Ultrasound

Ultrasound is a type of imaging test that uses high-frequency sound waves to produce images of organs and tissues inside your body. It can also be used to measure blood flow in your arteries. Ultrasound photos can help your doctor find cysts, tumors, aneurysms and other problems, and to diagnose and treat many conditions.

Advanced Ultrasound Imaging at Fletcher Allen

We perform basic ultrasound procedures every day. We also use advanced techniques, such as endovascular and intraoperative ultrasound. 

Our radiologists are specially trained in reading ultrasound images. Their skills ensure expert and accurate diagnosis for our patients. 

Our ultrasound services include:

  • Diagnostic ultrasound examinations of abdominal and pelvic organs
  • Vascular examinations
  • Neck, breast, soft tissue and scrotal examinations
  • Ultrasound-guided interventional procedures
  • Intraoperative assistance 

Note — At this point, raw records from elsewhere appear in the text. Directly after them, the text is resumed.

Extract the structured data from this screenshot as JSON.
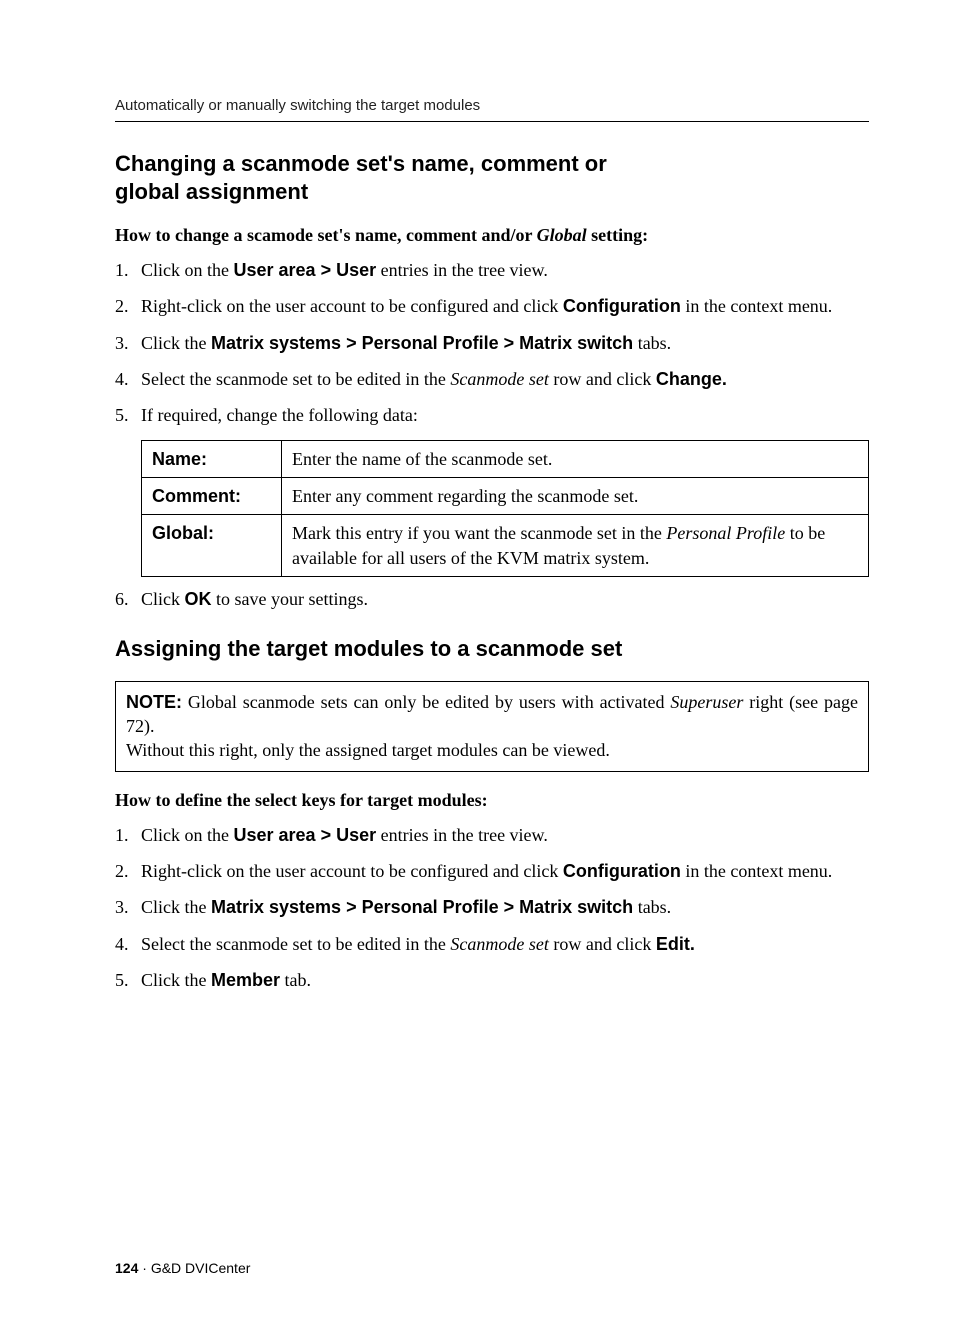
{
  "header": "Automatically or manually switching the target modules",
  "section1_title_line1": "Changing a scanmode set's name, comment or",
  "section1_title_line2": "global assignment",
  "howto1_prefix": "How to change a scamode set's name, comment and/or ",
  "howto1_global": "Global",
  "howto1_suffix": " setting:",
  "list1": {
    "i1_a": "Click on the ",
    "i1_b": "User area > User",
    "i1_c": " entries in the tree view.",
    "i2_a": "Right-click on the user account to be configured and click ",
    "i2_b": "Configuration",
    "i2_c": " in the context menu.",
    "i3_a": "Click the ",
    "i3_b": "Matrix systems > Personal Profile > Matrix switch",
    "i3_c": " tabs.",
    "i4_a": "Select the scanmode set to be edited in the ",
    "i4_b": "Scanmode set",
    "i4_c": " row and click ",
    "i4_d": "Change.",
    "i5": "If required, change the following data:"
  },
  "table": {
    "r1_label": "Name:",
    "r1_val": "Enter the name of the scanmode set.",
    "r2_label": "Comment:",
    "r2_val": "Enter any comment regarding the scanmode set.",
    "r3_label": "Global:",
    "r3_a": "Mark this entry if you want the scanmode set in the ",
    "r3_b": "Personal Profile",
    "r3_c": " to be available for all users of the KVM matrix system."
  },
  "list1_i6_a": "Click ",
  "list1_i6_b": "OK",
  "list1_i6_c": " to save your settings.",
  "section2_title": "Assigning the target modules to a scanmode set",
  "note_label": "NOTE:",
  "note_a": " Global scanmode sets can only be edited by users with activated ",
  "note_b": "Superuser",
  "note_c": " right (see page 72).",
  "note_line2": "Without this right, only the assigned target modules can be viewed.",
  "howto2": "How to define the select keys for target modules:",
  "list2": {
    "i1_a": "Click on the ",
    "i1_b": "User area > User",
    "i1_c": " entries in the tree view.",
    "i2_a": "Right-click on the user account to be configured and click ",
    "i2_b": "Configuration",
    "i2_c": " in the context menu.",
    "i3_a": "Click the ",
    "i3_b": "Matrix systems > Personal Profile > Matrix switch",
    "i3_c": " tabs.",
    "i4_a": "Select the scanmode set to be edited in the ",
    "i4_b": "Scanmode set",
    "i4_c": " row and click ",
    "i4_d": "Edit.",
    "i5_a": "Click the ",
    "i5_b": "Member",
    "i5_c": " tab."
  },
  "footer_page": "124",
  "footer_sep": " · ",
  "footer_product": "G&D DVICenter"
}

What to Expect During an Ultrasound

Ultrasound is a painless, non-invasive procedure. 

During your ultrasound exam:

  • You will lie on an examination table.
  • A specially trained ultrasound technician will apply a small amount of gel to your skin over the area to be examined. The gel helps eliminate the formation of air pockets between your body and the ultrasound wand.
  • During the exam, the technician will press a small hand-held device called a transducer against your skin. The transducer sends and receives the sound waves that create images inside your body. 
  • Some ultrasounds, such as endovascular ultrasound imaging, take pictures from inside of your body. They involve inserting a long, flexible tube called a catheter into your blood vessels. The catheter has a tiny ultrasound transducer attached at the end.

Preparing for an Ultrasound

Most ultrasound exams don’t require special preparation, but some do. Be sure to follow any special instructions your doctor gives you in preparation for your exam. Your doctor may advise you not to eat or drink for 12 hours before your ultrasound, or to have a full bladder for the procedure. In some cases, no preparation is necessary.

Find a Fletcher Allen radiologist.